Alfonso Esparza

Senior Currency Analyst at Market Pulse
Alfonso Esparza specializes in macro forex strategies for North American and major currency pairs. Upon joining OANDA in 2007, Alfonso Esparza established the MarketPulseFX blog and he has since written extensively about central banks and global economic and political trends. Alfonso has also worked as a professional currency trader focused on North America and emerging markets.
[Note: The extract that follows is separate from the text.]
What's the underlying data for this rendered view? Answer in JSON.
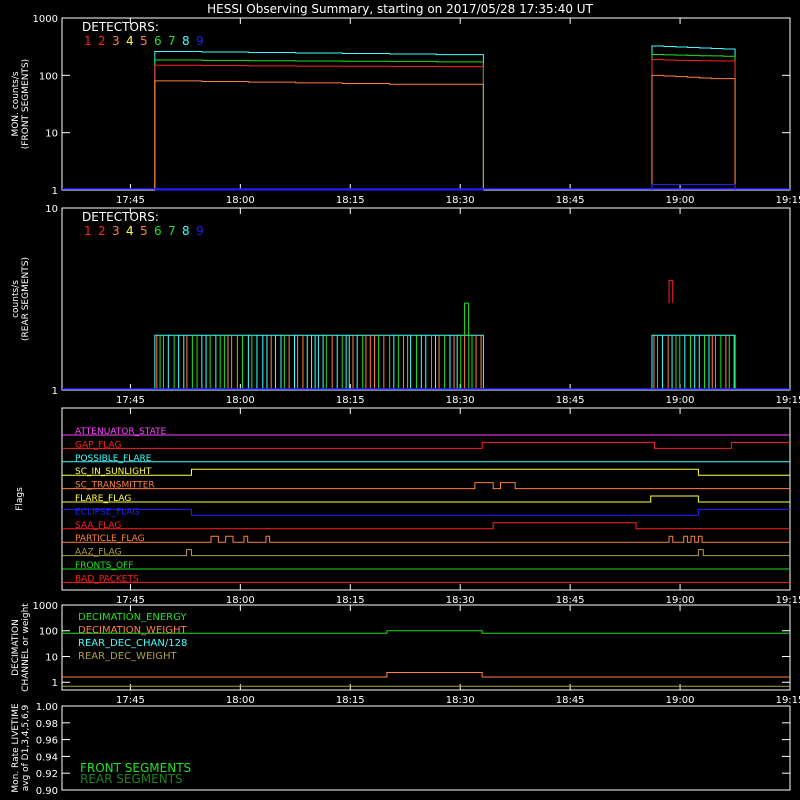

He has been published by The MarketWatch, Reuters, the Wall Street Journal and The Globe and Mail, and he also appears regularly as a guest commentator on networks including Bloomberg and BNN. He holds a finance degree from the Monterrey Institute of Technology and Higher Education (ITESM) and an MBA with a specialization on financial engineering and marketing from the University of Toronto.
Alfonso Esparza